Other students who studied prestigious instruments, such as piano and cello, didn't respect her instrument.

"They joked, saying, 'How can you be heard onstage when its sound is easily drowned out by louder orchestral instruments?' I had to fight many battles to make a career as a guitarist."

And she faced a home turf disadvantage, she says.

"Many artists succeed in their own countries before making a name abroad. But Chinese artists who play Western instruments have to make a name for themselves in the West. That was a tough journey."

Yang spent much of her time enrolled in the conservatory on the road, and these travels offered many unexpected opportunities.

After obtaining a Bachelor of Arts from the prestigious conservatory, she became China's first guitarist to study in the United Kingdom and the world's first guitarist to receive an international scholarship to London's Royal Academy of Music.

She moved to London in 2000 to study under Michael Lewin, John Mills and Timothy Walker. She expanded upon her international career with many solo recitals and concert performances in the UK and Europe.

EMI Music invited Yang to sign on and helped her release her 2006 debut album, Romance de Amor, which achieved gold disc status.
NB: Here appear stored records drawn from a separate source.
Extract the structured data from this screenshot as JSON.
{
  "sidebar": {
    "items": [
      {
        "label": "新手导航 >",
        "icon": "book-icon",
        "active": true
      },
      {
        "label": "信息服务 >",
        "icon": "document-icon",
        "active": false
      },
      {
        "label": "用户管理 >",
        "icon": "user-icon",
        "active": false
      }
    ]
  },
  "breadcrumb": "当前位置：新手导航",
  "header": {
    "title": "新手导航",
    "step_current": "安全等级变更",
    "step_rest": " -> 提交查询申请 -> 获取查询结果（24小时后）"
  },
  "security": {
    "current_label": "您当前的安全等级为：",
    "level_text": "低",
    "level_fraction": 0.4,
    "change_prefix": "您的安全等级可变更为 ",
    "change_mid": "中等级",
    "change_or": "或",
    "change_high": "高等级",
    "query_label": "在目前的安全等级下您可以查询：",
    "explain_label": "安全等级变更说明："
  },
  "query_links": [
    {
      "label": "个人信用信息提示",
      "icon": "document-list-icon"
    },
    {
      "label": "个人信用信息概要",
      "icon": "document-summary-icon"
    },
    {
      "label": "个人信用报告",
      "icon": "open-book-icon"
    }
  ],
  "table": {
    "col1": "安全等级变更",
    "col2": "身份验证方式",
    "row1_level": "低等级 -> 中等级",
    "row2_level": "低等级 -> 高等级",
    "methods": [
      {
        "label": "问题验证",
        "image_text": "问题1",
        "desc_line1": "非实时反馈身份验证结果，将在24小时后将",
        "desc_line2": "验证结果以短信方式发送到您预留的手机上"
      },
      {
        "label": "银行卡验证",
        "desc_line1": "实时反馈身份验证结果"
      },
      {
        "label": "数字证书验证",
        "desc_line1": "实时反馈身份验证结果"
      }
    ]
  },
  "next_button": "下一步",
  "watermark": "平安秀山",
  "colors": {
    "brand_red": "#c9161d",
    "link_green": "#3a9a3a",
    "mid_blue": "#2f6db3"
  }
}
Her second album, 40 Degrees North, featuring Spanish and Chinese music, reached No 2 on the UK's instrumental and chamber music charts two years later.

Her forthcoming album proffers a baroque repertoire.

She also recomposes traditional Chinese folk songs and cooperates with artists on crossover projects.

"My ability is still evolving, so I am curious to see where it will take me," she says.

Yang says that on the road she listens to all kinds of music - except for guitar pieces. The breaks from the instrument keep her fresh, she believes.

"I didn't choose the guitar. It chose me," she says.

"But I've loved playing it from the start. If I had it all to do over again, I would definitely still choose the guitar."

Key Words


Tea    Peking Opera


Cultural Heritage

Jade  Chinese  New Year

Imperial Palace

Chinese Painting